▶ EXERCISE PROMPT: Give the records again word for word. Leave every picture out.

=== Begin Enclosure ===

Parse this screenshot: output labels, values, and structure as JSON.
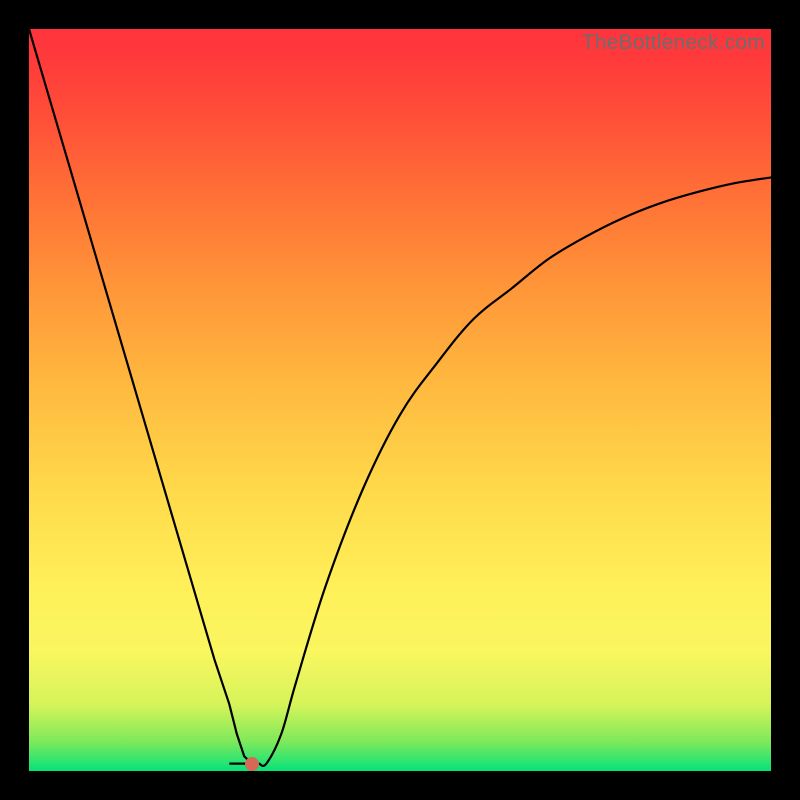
{
  "watermark": "TheBottleneck.com",
  "chart_data": {
    "type": "line",
    "title": "",
    "xlabel": "",
    "ylabel": "",
    "xlim": [
      0,
      100
    ],
    "ylim": [
      0,
      100
    ],
    "x": [
      0,
      5,
      10,
      15,
      20,
      25,
      27,
      28,
      29,
      30,
      31,
      32,
      34,
      36,
      40,
      45,
      50,
      55,
      60,
      65,
      70,
      75,
      80,
      85,
      90,
      95,
      100
    ],
    "values": [
      100,
      83,
      66,
      49,
      32,
      15,
      9,
      5,
      2,
      1,
      1,
      1,
      5,
      12,
      25,
      38,
      48,
      55,
      61,
      65,
      69,
      72,
      74.5,
      76.5,
      78,
      79.2,
      80
    ],
    "minimum_point": {
      "x": 30,
      "y": 1
    },
    "dot_color": "#d46a56",
    "line_color": "#000000",
    "line_width": 2
  }
}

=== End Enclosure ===

▶ RESULT OF THE TASK:
Parse this screenshot: output labels, values, and structure as JSON.
{
  "watermark": "TheBottleneck.com",
  "chart_data": {
    "type": "line",
    "title": "",
    "xlabel": "",
    "ylabel": "",
    "xlim": [
      0,
      100
    ],
    "ylim": [
      0,
      100
    ],
    "x": [
      0,
      5,
      10,
      15,
      20,
      25,
      27,
      28,
      29,
      30,
      31,
      32,
      34,
      36,
      40,
      45,
      50,
      55,
      60,
      65,
      70,
      75,
      80,
      85,
      90,
      95,
      100
    ],
    "values": [
      100,
      83,
      66,
      49,
      32,
      15,
      9,
      5,
      2,
      1,
      1,
      1,
      5,
      12,
      25,
      38,
      48,
      55,
      61,
      65,
      69,
      72,
      74.5,
      76.5,
      78,
      79.2,
      80
    ],
    "minimum_point": {
      "x": 30,
      "y": 1
    },
    "dot_color": "#d46a56",
    "line_color": "#000000",
    "line_width": 2
  }
}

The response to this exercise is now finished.